Seismic activity has been detected in North Korea, in what several nations say indicates that a widely-anticipated nuclear test has taken place.
A shallow 4.9 magnitude quake was detected near a known nuclear test site on Tuesday morning, the USGS said.
A UN monitoring agency described it as an “unusual seismic event” with “explosion-like characteristics”.
There has been no word yet from North Korea, but it announced plans for a third nuclear test last month.
The UN Security Council had warned of “consequences” if Pyongyang went ahead.
The USGS said the quake occurred at a depth of 1km (0.6 miles). China’s Earthquake Administration described it as a “suspected explosion”, AFP reported.
Japan’s Meteorological Agency said the tremor was “different from a normal earthquake”.
“We believe that there is a possibility that North Korea carried out a nuclear test, looking at past cases,” said Chief Cabinet Secretary Yoshihide Suga - an opinion echoed by South Korea’s defence ministry.
Yonhap news agency says South Korea has raised its military alert.

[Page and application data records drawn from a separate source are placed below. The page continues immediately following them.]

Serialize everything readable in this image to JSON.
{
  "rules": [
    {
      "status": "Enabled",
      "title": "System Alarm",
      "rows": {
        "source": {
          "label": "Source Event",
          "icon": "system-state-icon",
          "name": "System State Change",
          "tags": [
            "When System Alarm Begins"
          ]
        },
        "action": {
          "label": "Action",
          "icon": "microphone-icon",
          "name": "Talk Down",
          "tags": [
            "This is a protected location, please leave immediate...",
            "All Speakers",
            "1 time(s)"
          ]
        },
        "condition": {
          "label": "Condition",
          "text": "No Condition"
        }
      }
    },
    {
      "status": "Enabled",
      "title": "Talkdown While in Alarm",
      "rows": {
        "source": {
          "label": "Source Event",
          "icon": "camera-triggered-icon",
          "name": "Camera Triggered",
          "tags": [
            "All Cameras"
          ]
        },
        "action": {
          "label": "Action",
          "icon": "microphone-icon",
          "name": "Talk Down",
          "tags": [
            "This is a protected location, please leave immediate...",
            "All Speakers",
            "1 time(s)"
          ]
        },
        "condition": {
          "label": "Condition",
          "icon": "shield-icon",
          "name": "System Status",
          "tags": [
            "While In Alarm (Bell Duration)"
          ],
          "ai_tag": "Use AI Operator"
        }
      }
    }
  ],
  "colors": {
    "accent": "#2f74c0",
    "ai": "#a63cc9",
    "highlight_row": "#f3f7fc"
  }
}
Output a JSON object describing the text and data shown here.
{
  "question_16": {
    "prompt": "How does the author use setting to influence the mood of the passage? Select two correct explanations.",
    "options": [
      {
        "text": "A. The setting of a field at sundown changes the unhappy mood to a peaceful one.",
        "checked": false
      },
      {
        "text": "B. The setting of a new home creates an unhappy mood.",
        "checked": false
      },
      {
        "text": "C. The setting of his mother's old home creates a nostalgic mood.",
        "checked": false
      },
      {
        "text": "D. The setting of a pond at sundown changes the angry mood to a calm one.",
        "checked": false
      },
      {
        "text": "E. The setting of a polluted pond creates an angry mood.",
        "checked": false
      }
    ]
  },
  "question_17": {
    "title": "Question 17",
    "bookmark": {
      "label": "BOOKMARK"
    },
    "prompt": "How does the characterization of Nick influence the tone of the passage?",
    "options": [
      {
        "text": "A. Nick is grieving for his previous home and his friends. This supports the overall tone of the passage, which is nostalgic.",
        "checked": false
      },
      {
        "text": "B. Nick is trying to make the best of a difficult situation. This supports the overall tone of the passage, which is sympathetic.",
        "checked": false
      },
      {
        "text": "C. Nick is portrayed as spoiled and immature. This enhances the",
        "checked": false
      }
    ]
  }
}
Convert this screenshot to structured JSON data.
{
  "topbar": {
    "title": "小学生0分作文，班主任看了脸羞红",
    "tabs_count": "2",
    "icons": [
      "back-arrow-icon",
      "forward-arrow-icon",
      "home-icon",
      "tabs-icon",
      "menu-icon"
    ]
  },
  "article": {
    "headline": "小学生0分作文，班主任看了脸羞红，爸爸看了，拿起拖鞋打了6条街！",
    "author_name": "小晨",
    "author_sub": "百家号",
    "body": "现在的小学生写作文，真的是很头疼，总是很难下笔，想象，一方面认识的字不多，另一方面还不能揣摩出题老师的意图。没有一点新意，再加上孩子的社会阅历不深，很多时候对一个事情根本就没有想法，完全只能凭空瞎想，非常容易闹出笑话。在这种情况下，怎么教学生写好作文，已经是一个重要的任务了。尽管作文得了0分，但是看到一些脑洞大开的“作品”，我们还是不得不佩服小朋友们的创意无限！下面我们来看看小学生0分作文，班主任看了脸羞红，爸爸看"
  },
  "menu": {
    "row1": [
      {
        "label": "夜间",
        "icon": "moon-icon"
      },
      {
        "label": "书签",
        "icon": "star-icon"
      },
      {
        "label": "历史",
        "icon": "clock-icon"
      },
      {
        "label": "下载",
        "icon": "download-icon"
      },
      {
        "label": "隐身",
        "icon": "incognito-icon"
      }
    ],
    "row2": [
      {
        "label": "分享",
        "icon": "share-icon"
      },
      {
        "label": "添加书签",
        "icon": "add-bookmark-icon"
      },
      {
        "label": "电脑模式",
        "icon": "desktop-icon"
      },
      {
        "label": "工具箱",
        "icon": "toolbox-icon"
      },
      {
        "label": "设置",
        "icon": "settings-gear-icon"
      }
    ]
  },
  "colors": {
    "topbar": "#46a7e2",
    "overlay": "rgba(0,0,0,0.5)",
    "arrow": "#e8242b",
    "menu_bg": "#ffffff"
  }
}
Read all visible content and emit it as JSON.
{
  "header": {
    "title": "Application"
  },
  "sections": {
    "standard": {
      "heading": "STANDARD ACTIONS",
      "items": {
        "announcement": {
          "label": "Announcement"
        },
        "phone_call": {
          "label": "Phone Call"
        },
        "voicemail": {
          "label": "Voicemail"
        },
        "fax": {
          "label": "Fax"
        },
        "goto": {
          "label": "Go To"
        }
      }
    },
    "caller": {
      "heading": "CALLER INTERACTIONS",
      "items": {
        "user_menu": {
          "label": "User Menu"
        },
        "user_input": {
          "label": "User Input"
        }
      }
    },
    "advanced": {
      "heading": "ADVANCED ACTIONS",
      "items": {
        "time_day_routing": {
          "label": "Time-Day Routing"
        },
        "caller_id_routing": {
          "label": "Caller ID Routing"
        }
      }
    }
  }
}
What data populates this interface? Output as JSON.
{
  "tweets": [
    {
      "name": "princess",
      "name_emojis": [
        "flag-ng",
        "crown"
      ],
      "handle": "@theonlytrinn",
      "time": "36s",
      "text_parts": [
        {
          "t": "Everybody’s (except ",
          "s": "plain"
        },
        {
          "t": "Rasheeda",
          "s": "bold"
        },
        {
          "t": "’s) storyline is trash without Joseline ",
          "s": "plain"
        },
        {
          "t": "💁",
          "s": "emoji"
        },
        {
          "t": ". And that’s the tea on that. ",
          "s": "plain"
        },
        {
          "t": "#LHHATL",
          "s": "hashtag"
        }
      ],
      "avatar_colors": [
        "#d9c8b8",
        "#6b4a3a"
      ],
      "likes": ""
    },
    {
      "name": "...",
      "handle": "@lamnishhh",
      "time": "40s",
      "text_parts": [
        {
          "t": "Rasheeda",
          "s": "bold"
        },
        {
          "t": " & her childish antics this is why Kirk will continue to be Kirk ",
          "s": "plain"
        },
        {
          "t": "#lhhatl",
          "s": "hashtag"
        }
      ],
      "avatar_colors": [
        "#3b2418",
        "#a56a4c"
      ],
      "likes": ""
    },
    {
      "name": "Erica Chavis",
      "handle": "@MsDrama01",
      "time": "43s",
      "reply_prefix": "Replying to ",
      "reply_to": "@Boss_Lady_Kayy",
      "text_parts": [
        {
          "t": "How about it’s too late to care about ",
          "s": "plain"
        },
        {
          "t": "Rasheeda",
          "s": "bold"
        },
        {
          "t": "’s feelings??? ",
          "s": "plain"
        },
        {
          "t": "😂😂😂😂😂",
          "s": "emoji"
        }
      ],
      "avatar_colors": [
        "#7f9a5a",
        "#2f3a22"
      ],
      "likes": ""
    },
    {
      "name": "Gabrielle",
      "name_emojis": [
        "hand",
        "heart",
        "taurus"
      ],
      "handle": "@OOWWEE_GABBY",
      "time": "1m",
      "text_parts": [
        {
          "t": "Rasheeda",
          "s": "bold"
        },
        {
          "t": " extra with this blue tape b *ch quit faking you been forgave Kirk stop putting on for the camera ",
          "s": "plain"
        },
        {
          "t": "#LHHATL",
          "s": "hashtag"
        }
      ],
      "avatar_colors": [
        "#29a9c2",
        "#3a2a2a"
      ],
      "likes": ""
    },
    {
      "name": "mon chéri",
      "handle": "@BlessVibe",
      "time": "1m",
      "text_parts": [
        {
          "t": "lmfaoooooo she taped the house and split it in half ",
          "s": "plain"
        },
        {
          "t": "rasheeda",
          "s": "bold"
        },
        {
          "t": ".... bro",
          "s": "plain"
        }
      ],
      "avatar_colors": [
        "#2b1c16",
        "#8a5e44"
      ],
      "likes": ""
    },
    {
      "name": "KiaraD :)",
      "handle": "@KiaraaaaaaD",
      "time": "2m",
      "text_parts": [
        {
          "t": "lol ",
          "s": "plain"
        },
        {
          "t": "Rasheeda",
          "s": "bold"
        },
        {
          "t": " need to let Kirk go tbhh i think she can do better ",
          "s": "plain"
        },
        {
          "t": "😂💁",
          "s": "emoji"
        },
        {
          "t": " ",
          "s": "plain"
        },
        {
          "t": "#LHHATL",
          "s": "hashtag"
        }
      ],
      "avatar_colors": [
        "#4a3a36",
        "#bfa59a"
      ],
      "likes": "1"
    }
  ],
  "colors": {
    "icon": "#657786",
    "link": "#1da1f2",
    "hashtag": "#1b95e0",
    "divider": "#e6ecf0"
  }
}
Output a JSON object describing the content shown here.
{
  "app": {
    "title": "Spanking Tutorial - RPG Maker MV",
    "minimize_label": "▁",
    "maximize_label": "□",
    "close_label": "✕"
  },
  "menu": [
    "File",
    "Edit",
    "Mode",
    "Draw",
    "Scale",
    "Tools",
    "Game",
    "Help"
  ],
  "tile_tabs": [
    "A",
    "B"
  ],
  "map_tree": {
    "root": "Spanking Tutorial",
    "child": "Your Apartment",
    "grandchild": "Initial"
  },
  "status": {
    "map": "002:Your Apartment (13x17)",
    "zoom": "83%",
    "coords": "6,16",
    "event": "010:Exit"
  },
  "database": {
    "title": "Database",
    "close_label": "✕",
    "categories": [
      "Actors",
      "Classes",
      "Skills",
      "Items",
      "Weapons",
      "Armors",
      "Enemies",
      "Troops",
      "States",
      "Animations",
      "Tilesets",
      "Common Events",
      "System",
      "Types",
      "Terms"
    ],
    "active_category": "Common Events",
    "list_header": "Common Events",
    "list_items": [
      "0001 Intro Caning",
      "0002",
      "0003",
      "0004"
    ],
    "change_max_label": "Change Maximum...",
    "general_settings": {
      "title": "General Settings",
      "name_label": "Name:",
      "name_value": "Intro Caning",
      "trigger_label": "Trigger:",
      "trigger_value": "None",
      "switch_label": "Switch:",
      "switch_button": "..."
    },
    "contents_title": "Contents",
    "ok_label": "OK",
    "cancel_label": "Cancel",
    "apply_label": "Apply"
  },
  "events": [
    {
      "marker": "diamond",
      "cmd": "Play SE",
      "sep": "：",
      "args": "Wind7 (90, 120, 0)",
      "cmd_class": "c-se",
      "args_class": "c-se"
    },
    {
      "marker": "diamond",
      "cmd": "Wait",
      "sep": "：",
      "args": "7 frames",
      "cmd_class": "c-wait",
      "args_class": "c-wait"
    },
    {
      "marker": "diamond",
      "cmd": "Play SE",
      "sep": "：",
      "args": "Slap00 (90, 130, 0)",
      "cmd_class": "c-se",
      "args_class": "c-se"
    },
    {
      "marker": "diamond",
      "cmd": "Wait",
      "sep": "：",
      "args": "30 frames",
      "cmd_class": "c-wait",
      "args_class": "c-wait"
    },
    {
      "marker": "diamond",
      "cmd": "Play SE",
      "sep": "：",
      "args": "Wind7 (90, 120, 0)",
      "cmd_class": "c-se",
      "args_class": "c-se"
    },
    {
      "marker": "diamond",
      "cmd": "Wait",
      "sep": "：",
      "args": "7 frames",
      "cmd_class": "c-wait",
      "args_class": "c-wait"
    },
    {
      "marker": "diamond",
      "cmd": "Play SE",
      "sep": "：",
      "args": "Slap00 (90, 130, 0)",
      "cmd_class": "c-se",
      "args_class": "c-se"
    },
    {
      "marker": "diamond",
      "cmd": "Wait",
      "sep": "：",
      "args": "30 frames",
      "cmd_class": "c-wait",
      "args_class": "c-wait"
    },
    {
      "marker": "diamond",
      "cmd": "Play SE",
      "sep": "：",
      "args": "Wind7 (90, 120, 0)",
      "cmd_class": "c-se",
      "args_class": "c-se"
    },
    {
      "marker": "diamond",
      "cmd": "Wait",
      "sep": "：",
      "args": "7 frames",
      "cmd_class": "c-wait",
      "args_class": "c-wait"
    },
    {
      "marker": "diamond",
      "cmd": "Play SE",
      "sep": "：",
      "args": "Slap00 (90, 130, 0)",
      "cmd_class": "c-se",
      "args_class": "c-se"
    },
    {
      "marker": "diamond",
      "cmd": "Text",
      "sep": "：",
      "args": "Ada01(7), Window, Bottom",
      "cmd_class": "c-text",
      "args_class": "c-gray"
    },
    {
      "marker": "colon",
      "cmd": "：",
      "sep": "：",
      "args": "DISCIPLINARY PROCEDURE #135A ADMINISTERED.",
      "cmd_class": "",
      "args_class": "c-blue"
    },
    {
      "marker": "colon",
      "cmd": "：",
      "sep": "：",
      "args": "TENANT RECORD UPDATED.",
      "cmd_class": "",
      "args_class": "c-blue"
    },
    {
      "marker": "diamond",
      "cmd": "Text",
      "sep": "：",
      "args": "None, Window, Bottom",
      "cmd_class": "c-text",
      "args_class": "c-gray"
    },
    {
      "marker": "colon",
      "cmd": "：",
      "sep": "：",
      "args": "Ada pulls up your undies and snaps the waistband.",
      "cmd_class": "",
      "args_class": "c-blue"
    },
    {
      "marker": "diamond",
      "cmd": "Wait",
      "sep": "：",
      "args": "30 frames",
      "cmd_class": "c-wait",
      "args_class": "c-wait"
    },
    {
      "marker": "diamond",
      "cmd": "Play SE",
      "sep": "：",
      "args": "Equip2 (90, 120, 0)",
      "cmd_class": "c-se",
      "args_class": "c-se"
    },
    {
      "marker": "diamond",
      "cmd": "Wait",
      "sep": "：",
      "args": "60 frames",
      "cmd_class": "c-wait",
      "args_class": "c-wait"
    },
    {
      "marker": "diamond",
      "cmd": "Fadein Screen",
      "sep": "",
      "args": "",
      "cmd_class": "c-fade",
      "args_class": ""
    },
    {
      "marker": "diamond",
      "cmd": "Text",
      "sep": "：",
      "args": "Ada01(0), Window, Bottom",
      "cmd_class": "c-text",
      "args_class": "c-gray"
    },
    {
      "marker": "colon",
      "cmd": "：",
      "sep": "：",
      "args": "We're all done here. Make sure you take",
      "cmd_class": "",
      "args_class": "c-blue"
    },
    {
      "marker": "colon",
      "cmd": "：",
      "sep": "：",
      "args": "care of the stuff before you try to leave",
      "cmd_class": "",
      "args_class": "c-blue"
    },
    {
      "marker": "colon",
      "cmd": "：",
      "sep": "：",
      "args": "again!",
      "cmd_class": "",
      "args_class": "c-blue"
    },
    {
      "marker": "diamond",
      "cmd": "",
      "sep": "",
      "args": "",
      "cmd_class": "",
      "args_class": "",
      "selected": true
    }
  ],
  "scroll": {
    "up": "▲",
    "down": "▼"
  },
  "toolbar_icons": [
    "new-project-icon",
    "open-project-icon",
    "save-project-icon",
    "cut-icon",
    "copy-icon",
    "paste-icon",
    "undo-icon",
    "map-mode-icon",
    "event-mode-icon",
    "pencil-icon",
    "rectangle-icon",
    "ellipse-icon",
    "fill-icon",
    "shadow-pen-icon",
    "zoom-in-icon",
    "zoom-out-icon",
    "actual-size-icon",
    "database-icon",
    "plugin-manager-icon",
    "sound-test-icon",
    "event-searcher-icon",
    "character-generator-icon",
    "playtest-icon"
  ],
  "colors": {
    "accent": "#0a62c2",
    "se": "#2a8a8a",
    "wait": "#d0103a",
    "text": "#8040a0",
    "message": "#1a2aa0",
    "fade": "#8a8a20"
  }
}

Japan says it will hold a meeting of its national security council, public broadcaster NHK reported.
North Korea is not prone to seismic activity. It conducted nuclear tests in 2006 and 2009, each time after rocket launches condemned by the UN as disguised tests of long-range missile technology.
It announced in January that it planned to conduct a “high-level” nuclear test, in response to expanded UN sanctions imposed after its latest rocket launch on 12 December 2012.
That rocket launch successfully put a satellite into orbit, in an apparent breakthrough for the North.
The US, South Korea and Japan had all warned Pyongyang not to go ahead with the test. China, North Korea’s closest ally and biggest trading partner, had also called for restraint.